Most banks come up with some sort of fun-sounding marketing-savvy name for their plain-Jane chequing accounts.  That said we can usually fit chequing accounts into the following categories: Personal – or basic – chequing account, senior chequing account, no-fee chequing account, hybrid account, student chequing account, youth chequing account, US Dollar chequing account, and joint chequing accounts.  Make sure that when you compare chequing accounts in Canada that you are comparing apples-to-apples, and that you’re not comparing a premium chequing account with a no-fee Canadian chequing account.

What is the difference between a chequing account and a high interest savings account?

Most people have a high interest savings account for long-term savings and use their chequing account for day-to-day expenses.  From a bank’s perspective, there is usually a much lower interest rate applied to a chequing account.  There are a few banks (Motive and Wealthsimple) that combine certain aspects of both types of accounts, providing most of the flexibility of a chequing account with an interest rate somewhere around the midpoint of the two more mainstream categories.

Is checking account in Canada the same as chequing account?

Yes!  Many people who write about “checking accounts in Canada” are in fact just allowing the dominance of the American media to show through.  The USA obviously uses the term checking account almost exclusively and does not recognize the Quebecois background that led to the “chequing account” becoming the dominant term in Canada.  You will also sometimes see the lesser-used  – chequing account in Canada.

Best Canadian Chequing Account Promo Offer Code

The best Canadian chequing account with Tangerine also has unique promotions for our readers. Not only you will sign up with the best bank in Canada with free chequing, you will also receive the following promotion:

New clients earn 2.15% interest when you open a Tangerine Savings Account and Chequing Account with $200 bonus when payroll requirements are met.

Posted in ,

FT

FT is the founder and editor of Million Dollar Journey (est. 2006). Through various financial strategies outlined on this site, he grew his net worth from $200,000 in 2006 to $1,000,000 by 2014. You can read more about him here.
Subscribe
Notify of

This site uses Akismet to reduce spam. Learn how your comment data is processed.

2 Comments
Oldest
Newest
Inline Feedbacks
View all comments
Kent
2 months ago

Since 1995 have had free cheques with one of the big 3 Canadian banks at no cost by getting a line of credit with its free LOC cheques.
-Used the first 999 numbered cheques and am now into the 300’s on the 2nd tranche.
-Big plus is I never have overdraft fees.
-On the rare occasion a cheque is more than my credit balance it is covered by my line.
-When depositing to my LOC “chequeing” account, I get immediate access to the money for any deposited cheque, as long as it is less than the current LOC max amount. No interest is paid since the held cheque keeps my account in a larger credit balance during the “hold” time period. IE I can take the full amount being held out immediately with no interest charges.
-Funds available = LOC approved limit PLUS my credit balance MINUS held cheques.
-The balance shown online is a bit confusing as it shows a negative number when I have a credit balance with them.
(Would not work with RBC as they do not permit a LOC to have a credit balance).
(Credit balance term used in the normal sense of the bank owing me money)

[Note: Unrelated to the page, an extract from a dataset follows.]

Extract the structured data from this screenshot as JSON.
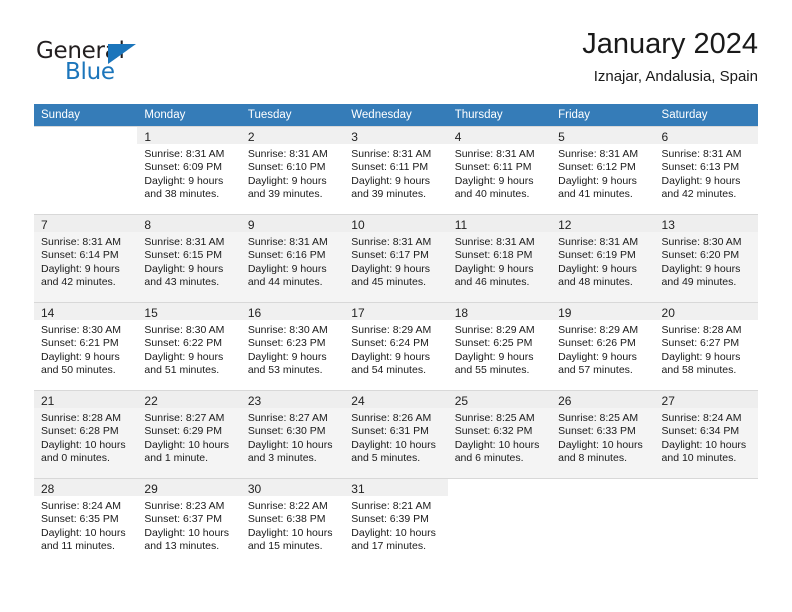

Editor
Kyle Prevost
2 months ago
Reply to  Kent

Interesting strategy Kent – I don’t think I’ve ever seen this before!